▸ Task objective
Exactly as written, set down each line of the data below except its pictures.

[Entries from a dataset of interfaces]
<<<<

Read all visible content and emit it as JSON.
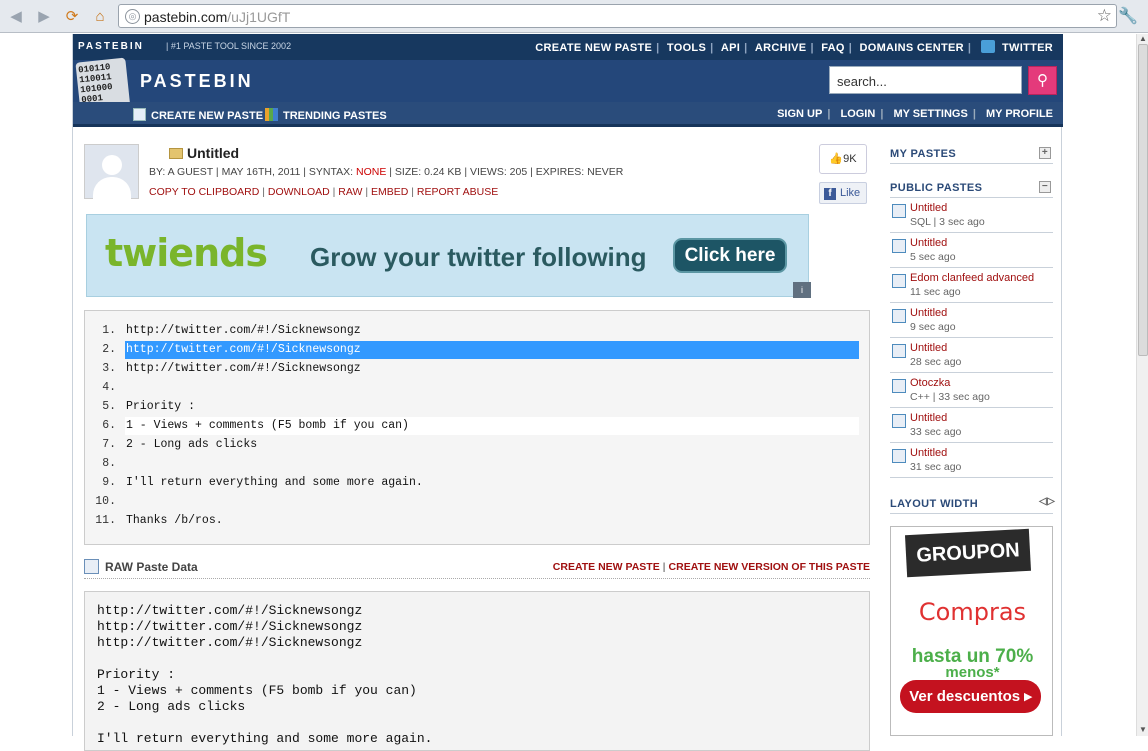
{
  "browser": {
    "url_host": "pastebin.com",
    "url_path": "/uJj1UGfT"
  },
  "header": {
    "brand": "PASTEBIN",
    "tagline": "#1 PASTE TOOL SINCE 2002",
    "nav": [
      "CREATE NEW PASTE",
      "TOOLS",
      "API",
      "ARCHIVE",
      "FAQ",
      "DOMAINS CENTER",
      "TWITTER"
    ],
    "logo_bits": [
      "010110",
      "110011",
      "101000",
      "0001"
    ],
    "logo_name": "PASTEBIN",
    "search_placeholder": "search...",
    "subnav_left": [
      "CREATE NEW PASTE",
      "TRENDING PASTES"
    ],
    "subnav_right": [
      "SIGN UP",
      "LOGIN",
      "MY SETTINGS",
      "MY PROFILE"
    ]
  },
  "paste": {
    "title": "Untitled",
    "by": "BY: A GUEST | MAY 16TH, 2011 | SYNTAX: ",
    "syntax": "NONE",
    "rest": " | SIZE: 0.24 KB | VIEWS: 205 | EXPIRES: NEVER",
    "actions": [
      "COPY TO CLIPBOARD",
      "DOWNLOAD",
      "RAW",
      "EMBED",
      "REPORT ABUSE"
    ],
    "likes": "9K",
    "fb_like": "Like"
  },
  "ad": {
    "brand": "twiends",
    "headline": "Grow your twitter following",
    "button": "Click here"
  },
  "code_lines": [
    {
      "n": "1.",
      "t": "http://twitter.com/#!/Sicknewsongz"
    },
    {
      "n": "2.",
      "t": "http://twitter.com/#!/Sicknewsongz"
    },
    {
      "n": "3.",
      "t": "http://twitter.com/#!/Sicknewsongz"
    },
    {
      "n": "4.",
      "t": ""
    },
    {
      "n": "5.",
      "t": "Priority :"
    },
    {
      "n": "6.",
      "t": "1 - Views + comments (F5 bomb if you can)"
    },
    {
      "n": "7.",
      "t": "2 - Long ads clicks"
    },
    {
      "n": "8.",
      "t": ""
    },
    {
      "n": "9.",
      "t": "I'll return everything and some more again."
    },
    {
      "n": "10.",
      "t": ""
    },
    {
      "n": "11.",
      "t": "Thanks /b/ros."
    }
  ],
  "raw": {
    "title": "RAW Paste Data",
    "links": [
      "CREATE NEW PASTE",
      "CREATE NEW VERSION OF THIS PASTE"
    ],
    "text": "http://twitter.com/#!/Sicknewsongz\nhttp://twitter.com/#!/Sicknewsongz\nhttp://twitter.com/#!/Sicknewsongz\n\nPriority :\n1 - Views + comments (F5 bomb if you can)\n2 - Long ads clicks\n\nI'll return everything and some more again."
  },
  "sidebar": {
    "my_pastes": "MY PASTES",
    "public_pastes": "PUBLIC PASTES",
    "layout_width": "LAYOUT WIDTH",
    "pastes": [
      {
        "name": "Untitled",
        "sub": "SQL | 3 sec ago"
      },
      {
        "name": "Untitled",
        "sub": "5 sec ago"
      },
      {
        "name": "Edom clanfeed advanced",
        "sub": "11 sec ago"
      },
      {
        "name": "Untitled",
        "sub": "9 sec ago"
      },
      {
        "name": "Untitled",
        "sub": "28 sec ago"
      },
      {
        "name": "Otoczka",
        "sub": "C++ | 33 sec ago"
      },
      {
        "name": "Untitled",
        "sub": "33 sec ago"
      },
      {
        "name": "Untitled",
        "sub": "31 sec ago"
      }
    ],
    "groupon": {
      "logo": "GROUPON",
      "line1": "Compras",
      "line2": "hasta un 70%",
      "line3": "menos*",
      "button": "Ver descuentos ▸"
    }
  }
}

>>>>

▸ Response below
Read all visible content and emit it as JSON.
{
  "browser": {
    "url_host": "pastebin.com",
    "url_path": "/uJj1UGfT"
  },
  "header": {
    "brand": "PASTEBIN",
    "tagline": "#1 PASTE TOOL SINCE 2002",
    "nav": [
      "CREATE NEW PASTE",
      "TOOLS",
      "API",
      "ARCHIVE",
      "FAQ",
      "DOMAINS CENTER",
      "TWITTER"
    ],
    "logo_bits": [
      "010110",
      "110011",
      "101000",
      "0001"
    ],
    "logo_name": "PASTEBIN",
    "search_placeholder": "search...",
    "subnav_left": [
      "CREATE NEW PASTE",
      "TRENDING PASTES"
    ],
    "subnav_right": [
      "SIGN UP",
      "LOGIN",
      "MY SETTINGS",
      "MY PROFILE"
    ]
  },
  "paste": {
    "title": "Untitled",
    "by": "BY: A GUEST | MAY 16TH, 2011 | SYNTAX: ",
    "syntax": "NONE",
    "rest": " | SIZE: 0.24 KB | VIEWS: 205 | EXPIRES: NEVER",
    "actions": [
      "COPY TO CLIPBOARD",
      "DOWNLOAD",
      "RAW",
      "EMBED",
      "REPORT ABUSE"
    ],
    "likes": "9K",
    "fb_like": "Like"
  },
  "ad": {
    "brand": "twiends",
    "headline": "Grow your twitter following",
    "button": "Click here"
  },
  "code_lines": [
    {
      "n": "1.",
      "t": "http://twitter.com/#!/Sicknewsongz"
    },
    {
      "n": "2.",
      "t": "http://twitter.com/#!/Sicknewsongz"
    },
    {
      "n": "3.",
      "t": "http://twitter.com/#!/Sicknewsongz"
    },
    {
      "n": "4.",
      "t": ""
    },
    {
      "n": "5.",
      "t": "Priority :"
    },
    {
      "n": "6.",
      "t": "1 - Views + comments (F5 bomb if you can)"
    },
    {
      "n": "7.",
      "t": "2 - Long ads clicks"
    },
    {
      "n": "8.",
      "t": ""
    },
    {
      "n": "9.",
      "t": "I'll return everything and some more again."
    },
    {
      "n": "10.",
      "t": ""
    },
    {
      "n": "11.",
      "t": "Thanks /b/ros."
    }
  ],
  "raw": {
    "title": "RAW Paste Data",
    "links": [
      "CREATE NEW PASTE",
      "CREATE NEW VERSION OF THIS PASTE"
    ],
    "text": "http://twitter.com/#!/Sicknewsongz\nhttp://twitter.com/#!/Sicknewsongz\nhttp://twitter.com/#!/Sicknewsongz\n\nPriority :\n1 - Views + comments (F5 bomb if you can)\n2 - Long ads clicks\n\nI'll return everything and some more again."
  },
  "sidebar": {
    "my_pastes": "MY PASTES",
    "public_pastes": "PUBLIC PASTES",
    "layout_width": "LAYOUT WIDTH",
    "pastes": [
      {
        "name": "Untitled",
        "sub": "SQL | 3 sec ago"
      },
      {
        "name": "Untitled",
        "sub": "5 sec ago"
      },
      {
        "name": "Edom clanfeed advanced",
        "sub": "11 sec ago"
      },
      {
        "name": "Untitled",
        "sub": "9 sec ago"
      },
      {
        "name": "Untitled",
        "sub": "28 sec ago"
      },
      {
        "name": "Otoczka",
        "sub": "C++ | 33 sec ago"
      },
      {
        "name": "Untitled",
        "sub": "33 sec ago"
      },
      {
        "name": "Untitled",
        "sub": "31 sec ago"
      }
    ],
    "groupon": {
      "logo": "GROUPON",
      "line1": "Compras",
      "line2": "hasta un 70%",
      "line3": "menos*",
      "button": "Ver descuentos ▸"
    }
  }
}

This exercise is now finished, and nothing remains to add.